[Start of section]
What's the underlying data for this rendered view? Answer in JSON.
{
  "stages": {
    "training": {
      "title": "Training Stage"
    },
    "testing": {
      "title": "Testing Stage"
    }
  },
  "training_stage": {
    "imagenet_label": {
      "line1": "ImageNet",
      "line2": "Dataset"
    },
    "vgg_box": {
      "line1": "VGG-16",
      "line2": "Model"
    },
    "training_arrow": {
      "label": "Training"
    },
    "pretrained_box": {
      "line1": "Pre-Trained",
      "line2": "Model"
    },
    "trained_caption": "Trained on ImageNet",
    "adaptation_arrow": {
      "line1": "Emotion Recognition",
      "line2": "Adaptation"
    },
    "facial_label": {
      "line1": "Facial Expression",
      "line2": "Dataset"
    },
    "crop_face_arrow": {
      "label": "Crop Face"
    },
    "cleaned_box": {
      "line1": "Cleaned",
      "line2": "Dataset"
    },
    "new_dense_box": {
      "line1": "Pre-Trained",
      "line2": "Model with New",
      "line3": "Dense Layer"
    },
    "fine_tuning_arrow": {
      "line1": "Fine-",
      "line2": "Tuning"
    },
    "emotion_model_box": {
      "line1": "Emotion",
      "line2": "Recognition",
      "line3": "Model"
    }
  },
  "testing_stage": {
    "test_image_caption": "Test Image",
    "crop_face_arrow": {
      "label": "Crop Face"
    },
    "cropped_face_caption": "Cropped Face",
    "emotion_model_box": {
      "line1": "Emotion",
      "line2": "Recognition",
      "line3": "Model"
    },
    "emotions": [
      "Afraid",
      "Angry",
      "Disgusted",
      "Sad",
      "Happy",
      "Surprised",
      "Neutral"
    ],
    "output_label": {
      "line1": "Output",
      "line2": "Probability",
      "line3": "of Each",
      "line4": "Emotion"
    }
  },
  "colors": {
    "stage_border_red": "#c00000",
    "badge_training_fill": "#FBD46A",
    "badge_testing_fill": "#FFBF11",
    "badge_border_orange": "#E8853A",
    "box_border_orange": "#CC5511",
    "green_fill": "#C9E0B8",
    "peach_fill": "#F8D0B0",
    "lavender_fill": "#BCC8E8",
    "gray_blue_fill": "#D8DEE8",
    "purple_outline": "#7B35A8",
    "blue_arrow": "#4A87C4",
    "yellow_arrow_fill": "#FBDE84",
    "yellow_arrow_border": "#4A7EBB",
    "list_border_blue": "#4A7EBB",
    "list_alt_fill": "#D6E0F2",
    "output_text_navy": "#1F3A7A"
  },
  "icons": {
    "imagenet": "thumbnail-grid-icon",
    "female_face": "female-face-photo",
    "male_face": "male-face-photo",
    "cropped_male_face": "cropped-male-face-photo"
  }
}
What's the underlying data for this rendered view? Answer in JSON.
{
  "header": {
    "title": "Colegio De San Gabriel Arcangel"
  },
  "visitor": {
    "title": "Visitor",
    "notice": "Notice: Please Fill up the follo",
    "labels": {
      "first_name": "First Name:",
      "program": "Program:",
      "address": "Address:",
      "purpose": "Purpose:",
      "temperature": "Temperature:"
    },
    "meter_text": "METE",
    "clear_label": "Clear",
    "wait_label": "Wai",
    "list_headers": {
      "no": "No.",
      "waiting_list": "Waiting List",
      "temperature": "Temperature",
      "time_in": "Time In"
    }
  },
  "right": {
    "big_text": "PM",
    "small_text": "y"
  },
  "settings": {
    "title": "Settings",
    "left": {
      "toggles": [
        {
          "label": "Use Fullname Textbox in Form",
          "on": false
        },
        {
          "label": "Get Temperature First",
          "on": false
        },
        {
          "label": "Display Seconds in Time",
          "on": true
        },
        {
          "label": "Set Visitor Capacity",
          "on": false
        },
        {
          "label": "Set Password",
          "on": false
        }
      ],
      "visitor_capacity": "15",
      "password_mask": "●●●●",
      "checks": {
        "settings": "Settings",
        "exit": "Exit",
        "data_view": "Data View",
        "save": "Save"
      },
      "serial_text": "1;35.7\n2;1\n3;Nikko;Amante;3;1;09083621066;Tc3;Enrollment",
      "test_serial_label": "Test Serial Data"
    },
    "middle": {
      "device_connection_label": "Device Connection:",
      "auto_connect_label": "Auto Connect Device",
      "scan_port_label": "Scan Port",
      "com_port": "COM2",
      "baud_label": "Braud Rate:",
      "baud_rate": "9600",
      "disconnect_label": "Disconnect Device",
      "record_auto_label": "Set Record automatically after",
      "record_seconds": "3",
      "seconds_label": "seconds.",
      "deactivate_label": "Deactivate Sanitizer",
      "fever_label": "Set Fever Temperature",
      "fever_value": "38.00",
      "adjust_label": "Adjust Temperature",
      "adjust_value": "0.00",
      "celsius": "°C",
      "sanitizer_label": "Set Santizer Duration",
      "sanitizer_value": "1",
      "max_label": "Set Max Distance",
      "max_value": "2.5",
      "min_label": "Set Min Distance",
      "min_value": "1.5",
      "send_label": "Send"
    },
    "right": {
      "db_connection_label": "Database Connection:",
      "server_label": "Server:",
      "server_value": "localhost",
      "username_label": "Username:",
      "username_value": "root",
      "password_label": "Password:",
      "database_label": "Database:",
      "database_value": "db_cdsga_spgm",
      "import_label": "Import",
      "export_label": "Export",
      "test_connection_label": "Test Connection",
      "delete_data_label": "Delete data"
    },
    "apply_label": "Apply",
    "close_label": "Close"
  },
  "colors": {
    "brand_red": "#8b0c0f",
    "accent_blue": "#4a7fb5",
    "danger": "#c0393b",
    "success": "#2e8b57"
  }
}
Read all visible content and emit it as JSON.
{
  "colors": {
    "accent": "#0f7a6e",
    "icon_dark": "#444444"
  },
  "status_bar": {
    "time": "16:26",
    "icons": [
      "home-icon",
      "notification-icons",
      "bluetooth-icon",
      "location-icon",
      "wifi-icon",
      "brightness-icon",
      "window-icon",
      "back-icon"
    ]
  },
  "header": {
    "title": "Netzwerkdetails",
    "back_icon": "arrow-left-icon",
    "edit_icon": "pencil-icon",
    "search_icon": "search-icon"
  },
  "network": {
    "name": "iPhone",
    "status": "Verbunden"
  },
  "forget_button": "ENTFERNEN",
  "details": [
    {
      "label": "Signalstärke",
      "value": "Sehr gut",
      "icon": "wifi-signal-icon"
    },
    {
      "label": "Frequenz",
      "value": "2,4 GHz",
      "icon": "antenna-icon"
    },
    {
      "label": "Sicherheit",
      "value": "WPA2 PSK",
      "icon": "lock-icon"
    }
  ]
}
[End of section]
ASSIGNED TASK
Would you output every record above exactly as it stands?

THE COMPLETED TASK
What's the underlying data for this rendered view? Answer in JSON.
{
  "stages": {
    "training": {
      "title": "Training Stage"
    },
    "testing": {
      "title": "Testing Stage"
    }
  },
  "training_stage": {
    "imagenet_label": {
      "line1": "ImageNet",
      "line2": "Dataset"
    },
    "vgg_box": {
      "line1": "VGG-16",
      "line2": "Model"
    },
    "training_arrow": {
      "label": "Training"
    },
    "pretrained_box": {
      "line1": "Pre-Trained",
      "line2": "Model"
    },
    "trained_caption": "Trained on ImageNet",
    "adaptation_arrow": {
      "line1": "Emotion Recognition",
      "line2": "Adaptation"
    },
    "facial_label": {
      "line1": "Facial Expression",
      "line2": "Dataset"
    },
    "crop_face_arrow": {
      "label": "Crop Face"
    },
    "cleaned_box": {
      "line1": "Cleaned",
      "line2": "Dataset"
    },
    "new_dense_box": {
      "line1": "Pre-Trained",
      "line2": "Model with New",
      "line3": "Dense Layer"
    },
    "fine_tuning_arrow": {
      "line1": "Fine-",
      "line2": "Tuning"
    },
    "emotion_model_box": {
      "line1": "Emotion",
      "line2": "Recognition",
      "line3": "Model"
    }
  },
  "testing_stage": {
    "test_image_caption": "Test Image",
    "crop_face_arrow": {
      "label": "Crop Face"
    },
    "cropped_face_caption": "Cropped Face",
    "emotion_model_box": {
      "line1": "Emotion",
      "line2": "Recognition",
      "line3": "Model"
    },
    "emotions": [
      "Afraid",
      "Angry",
      "Disgusted",
      "Sad",
      "Happy",
      "Surprised",
      "Neutral"
    ],
    "output_label": {
      "line1": "Output",
      "line2": "Probability",
      "line3": "of Each",
      "line4": "Emotion"
    }
  },
  "colors": {
    "stage_border_red": "#c00000",
    "badge_training_fill": "#FBD46A",
    "badge_testing_fill": "#FFBF11",
    "badge_border_orange": "#E8853A",
    "box_border_orange": "#CC5511",
    "green_fill": "#C9E0B8",
    "peach_fill": "#F8D0B0",
    "lavender_fill": "#BCC8E8",
    "gray_blue_fill": "#D8DEE8",
    "purple_outline": "#7B35A8",
    "blue_arrow": "#4A87C4",
    "yellow_arrow_fill": "#FBDE84",
    "yellow_arrow_border": "#4A7EBB",
    "list_border_blue": "#4A7EBB",
    "list_alt_fill": "#D6E0F2",
    "output_text_navy": "#1F3A7A"
  },
  "icons": {
    "imagenet": "thumbnail-grid-icon",
    "female_face": "female-face-photo",
    "male_face": "male-face-photo",
    "cropped_male_face": "cropped-male-face-photo"
  }
}
What's the underlying data for this rendered view? Answer in JSON.
{
  "header": {
    "title": "Colegio De San Gabriel Arcangel"
  },
  "visitor": {
    "title": "Visitor",
    "notice": "Notice: Please Fill up the follo",
    "labels": {
      "first_name": "First Name:",
      "program": "Program:",
      "address": "Address:",
      "purpose": "Purpose:",
      "temperature": "Temperature:"
    },
    "meter_text": "METE",
    "clear_label": "Clear",
    "wait_label": "Wai",
    "list_headers": {
      "no": "No.",
      "waiting_list": "Waiting List",
      "temperature": "Temperature",
      "time_in": "Time In"
    }
  },
  "right": {
    "big_text": "PM",
    "small_text": "y"
  },
  "settings": {
    "title": "Settings",
    "left": {
      "toggles": [
        {
          "label": "Use Fullname Textbox in Form",
          "on": false
        },
        {
          "label": "Get Temperature First",
          "on": false
        },
        {
          "label": "Display Seconds in Time",
          "on": true
        },
        {
          "label": "Set Visitor Capacity",
          "on": false
        },
        {
          "label": "Set Password",
          "on": false
        }
      ],
      "visitor_capacity": "15",
      "password_mask": "●●●●",
      "checks": {
        "settings": "Settings",
        "exit": "Exit",
        "data_view": "Data View",
        "save": "Save"
      },
      "serial_text": "1;35.7\n2;1\n3;Nikko;Amante;3;1;09083621066;Tc3;Enrollment",
      "test_serial_label": "Test Serial Data"
    },
    "middle": {
      "device_connection_label": "Device Connection:",
      "auto_connect_label": "Auto Connect Device",
      "scan_port_label": "Scan Port",
      "com_port": "COM2",
      "baud_label": "Braud Rate:",
      "baud_rate": "9600",
      "disconnect_label": "Disconnect Device",
      "record_auto_label": "Set Record automatically after",
      "record_seconds": "3",
      "seconds_label": "seconds.",
      "deactivate_label": "Deactivate Sanitizer",
      "fever_label": "Set Fever Temperature",
      "fever_value": "38.00",
      "adjust_label": "Adjust Temperature",
      "adjust_value": "0.00",
      "celsius": "°C",
      "sanitizer_label": "Set Santizer Duration",
      "sanitizer_value": "1",
      "max_label": "Set Max Distance",
      "max_value": "2.5",
      "min_label": "Set Min Distance",
      "min_value": "1.5",
      "send_label": "Send"
    },
    "right": {
      "db_connection_label": "Database Connection:",
      "server_label": "Server:",
      "server_value": "localhost",
      "username_label": "Username:",
      "username_value": "root",
      "password_label": "Password:",
      "database_label": "Database:",
      "database_value": "db_cdsga_spgm",
      "import_label": "Import",
      "export_label": "Export",
      "test_connection_label": "Test Connection",
      "delete_data_label": "Delete data"
    },
    "apply_label": "Apply",
    "close_label": "Close"
  },
  "colors": {
    "brand_red": "#8b0c0f",
    "accent_blue": "#4a7fb5",
    "danger": "#c0393b",
    "success": "#2e8b57"
  }
}
Read all visible content and emit it as JSON.
{
  "colors": {
    "accent": "#0f7a6e",
    "icon_dark": "#444444"
  },
  "status_bar": {
    "time": "16:26",
    "icons": [
      "home-icon",
      "notification-icons",
      "bluetooth-icon",
      "location-icon",
      "wifi-icon",
      "brightness-icon",
      "window-icon",
      "back-icon"
    ]
  },
  "header": {
    "title": "Netzwerkdetails",
    "back_icon": "arrow-left-icon",
    "edit_icon": "pencil-icon",
    "search_icon": "search-icon"
  },
  "network": {
    "name": "iPhone",
    "status": "Verbunden"
  },
  "forget_button": "ENTFERNEN",
  "details": [
    {
      "label": "Signalstärke",
      "value": "Sehr gut",
      "icon": "wifi-signal-icon"
    },
    {
      "label": "Frequenz",
      "value": "2,4 GHz",
      "icon": "antenna-icon"
    },
    {
      "label": "Sicherheit",
      "value": "WPA2 PSK",
      "icon": "lock-icon"
    }
  ]
}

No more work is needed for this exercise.